▸ Work item
In the records below, find each line containing the word "project" and copy it.

BEGIN Exercise inputs

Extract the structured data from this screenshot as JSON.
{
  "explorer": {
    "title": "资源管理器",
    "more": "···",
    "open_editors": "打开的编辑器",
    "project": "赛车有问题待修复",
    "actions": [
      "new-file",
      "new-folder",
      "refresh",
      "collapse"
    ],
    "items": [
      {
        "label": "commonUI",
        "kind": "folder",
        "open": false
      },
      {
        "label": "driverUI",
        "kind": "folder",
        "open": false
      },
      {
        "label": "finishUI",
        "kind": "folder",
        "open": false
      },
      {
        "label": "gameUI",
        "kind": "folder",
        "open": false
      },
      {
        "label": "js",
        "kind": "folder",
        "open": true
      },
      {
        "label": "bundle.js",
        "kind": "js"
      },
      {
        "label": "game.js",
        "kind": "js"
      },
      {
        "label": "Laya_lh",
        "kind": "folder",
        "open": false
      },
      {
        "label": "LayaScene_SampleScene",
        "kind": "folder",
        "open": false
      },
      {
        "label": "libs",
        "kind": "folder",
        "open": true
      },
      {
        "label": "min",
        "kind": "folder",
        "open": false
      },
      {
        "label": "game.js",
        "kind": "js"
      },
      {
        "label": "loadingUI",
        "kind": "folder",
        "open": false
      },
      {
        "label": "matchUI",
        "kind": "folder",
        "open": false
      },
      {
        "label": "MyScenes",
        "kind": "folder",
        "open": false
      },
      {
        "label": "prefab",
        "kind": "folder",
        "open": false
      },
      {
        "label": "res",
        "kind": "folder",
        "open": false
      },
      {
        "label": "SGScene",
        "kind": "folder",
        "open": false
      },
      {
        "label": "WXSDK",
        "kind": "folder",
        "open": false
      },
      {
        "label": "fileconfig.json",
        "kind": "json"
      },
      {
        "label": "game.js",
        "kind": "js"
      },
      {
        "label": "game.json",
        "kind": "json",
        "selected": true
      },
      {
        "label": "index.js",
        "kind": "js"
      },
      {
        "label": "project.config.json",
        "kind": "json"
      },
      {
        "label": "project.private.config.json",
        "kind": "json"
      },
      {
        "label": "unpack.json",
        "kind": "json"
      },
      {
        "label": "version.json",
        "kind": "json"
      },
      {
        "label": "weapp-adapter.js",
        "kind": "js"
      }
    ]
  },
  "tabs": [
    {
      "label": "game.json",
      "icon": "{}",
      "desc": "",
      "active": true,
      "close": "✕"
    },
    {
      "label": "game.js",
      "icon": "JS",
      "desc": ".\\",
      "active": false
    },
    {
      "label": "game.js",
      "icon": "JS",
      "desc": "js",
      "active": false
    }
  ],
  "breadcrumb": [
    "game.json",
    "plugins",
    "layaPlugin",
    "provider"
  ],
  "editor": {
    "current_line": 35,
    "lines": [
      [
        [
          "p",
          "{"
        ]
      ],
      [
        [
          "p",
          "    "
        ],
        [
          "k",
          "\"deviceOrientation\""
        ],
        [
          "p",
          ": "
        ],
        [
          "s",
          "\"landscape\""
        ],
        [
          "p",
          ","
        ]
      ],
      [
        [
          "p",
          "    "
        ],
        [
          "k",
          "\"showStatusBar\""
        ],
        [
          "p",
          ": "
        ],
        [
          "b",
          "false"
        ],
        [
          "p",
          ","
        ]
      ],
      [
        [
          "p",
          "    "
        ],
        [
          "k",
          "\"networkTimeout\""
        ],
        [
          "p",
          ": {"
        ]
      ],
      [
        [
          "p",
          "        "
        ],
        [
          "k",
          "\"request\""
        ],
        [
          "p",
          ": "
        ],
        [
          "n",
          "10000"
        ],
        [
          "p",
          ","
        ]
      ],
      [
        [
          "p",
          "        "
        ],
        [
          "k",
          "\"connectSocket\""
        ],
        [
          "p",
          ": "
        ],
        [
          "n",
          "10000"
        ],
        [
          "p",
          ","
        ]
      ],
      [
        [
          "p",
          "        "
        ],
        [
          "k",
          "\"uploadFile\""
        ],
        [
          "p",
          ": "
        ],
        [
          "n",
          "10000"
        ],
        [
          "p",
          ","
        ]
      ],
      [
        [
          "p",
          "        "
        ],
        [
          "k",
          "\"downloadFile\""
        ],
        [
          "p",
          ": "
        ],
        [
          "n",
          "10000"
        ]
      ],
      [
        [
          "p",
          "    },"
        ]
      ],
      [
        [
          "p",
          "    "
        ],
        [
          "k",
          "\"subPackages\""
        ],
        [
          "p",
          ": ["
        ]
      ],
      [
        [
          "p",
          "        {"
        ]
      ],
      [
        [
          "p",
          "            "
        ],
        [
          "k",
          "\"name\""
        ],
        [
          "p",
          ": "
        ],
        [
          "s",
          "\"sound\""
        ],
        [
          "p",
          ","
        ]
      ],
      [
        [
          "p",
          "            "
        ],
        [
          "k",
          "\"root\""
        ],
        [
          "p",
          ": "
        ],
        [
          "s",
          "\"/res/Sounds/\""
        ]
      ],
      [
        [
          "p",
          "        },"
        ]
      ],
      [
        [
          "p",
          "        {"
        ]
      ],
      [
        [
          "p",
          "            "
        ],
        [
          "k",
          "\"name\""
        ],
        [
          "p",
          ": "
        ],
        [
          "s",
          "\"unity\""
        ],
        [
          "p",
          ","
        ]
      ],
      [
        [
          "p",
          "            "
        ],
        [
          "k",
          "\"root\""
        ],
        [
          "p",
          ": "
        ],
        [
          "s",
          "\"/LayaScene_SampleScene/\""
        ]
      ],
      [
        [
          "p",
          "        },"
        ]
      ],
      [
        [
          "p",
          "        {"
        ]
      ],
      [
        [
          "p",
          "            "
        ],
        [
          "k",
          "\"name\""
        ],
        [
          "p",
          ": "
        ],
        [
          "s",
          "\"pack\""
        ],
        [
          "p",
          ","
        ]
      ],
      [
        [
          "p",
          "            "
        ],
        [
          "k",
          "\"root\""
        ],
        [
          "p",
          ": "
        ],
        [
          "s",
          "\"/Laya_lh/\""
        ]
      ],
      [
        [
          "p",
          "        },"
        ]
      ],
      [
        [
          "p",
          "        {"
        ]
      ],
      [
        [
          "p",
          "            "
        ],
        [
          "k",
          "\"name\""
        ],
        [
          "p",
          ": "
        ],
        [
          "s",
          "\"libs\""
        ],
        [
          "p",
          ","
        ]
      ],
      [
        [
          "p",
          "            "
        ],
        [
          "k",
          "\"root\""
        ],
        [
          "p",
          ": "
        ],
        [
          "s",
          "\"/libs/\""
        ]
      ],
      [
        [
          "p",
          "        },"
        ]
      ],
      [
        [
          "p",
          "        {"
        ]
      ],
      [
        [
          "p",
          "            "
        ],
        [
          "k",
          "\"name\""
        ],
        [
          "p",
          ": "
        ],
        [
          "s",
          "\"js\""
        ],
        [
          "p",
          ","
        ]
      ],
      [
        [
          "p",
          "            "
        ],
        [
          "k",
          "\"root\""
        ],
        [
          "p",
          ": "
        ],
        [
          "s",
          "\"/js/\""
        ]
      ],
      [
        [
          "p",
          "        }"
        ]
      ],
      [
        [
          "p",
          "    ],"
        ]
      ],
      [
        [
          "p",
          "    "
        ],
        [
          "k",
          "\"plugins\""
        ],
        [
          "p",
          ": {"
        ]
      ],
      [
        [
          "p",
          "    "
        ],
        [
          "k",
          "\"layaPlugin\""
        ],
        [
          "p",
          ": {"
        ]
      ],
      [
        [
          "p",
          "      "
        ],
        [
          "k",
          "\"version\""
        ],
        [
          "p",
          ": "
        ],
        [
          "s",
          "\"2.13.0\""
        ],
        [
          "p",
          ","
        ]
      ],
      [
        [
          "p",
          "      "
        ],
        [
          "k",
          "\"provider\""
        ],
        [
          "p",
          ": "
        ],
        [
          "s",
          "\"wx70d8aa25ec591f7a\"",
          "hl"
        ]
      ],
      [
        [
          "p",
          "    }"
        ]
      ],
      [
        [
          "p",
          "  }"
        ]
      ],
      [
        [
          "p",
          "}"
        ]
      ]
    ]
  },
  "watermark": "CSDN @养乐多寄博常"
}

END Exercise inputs

▸ Result
    "project": "赛车有问题待修复",
        "label": "project.config.json",
        "label": "project.private.config.json",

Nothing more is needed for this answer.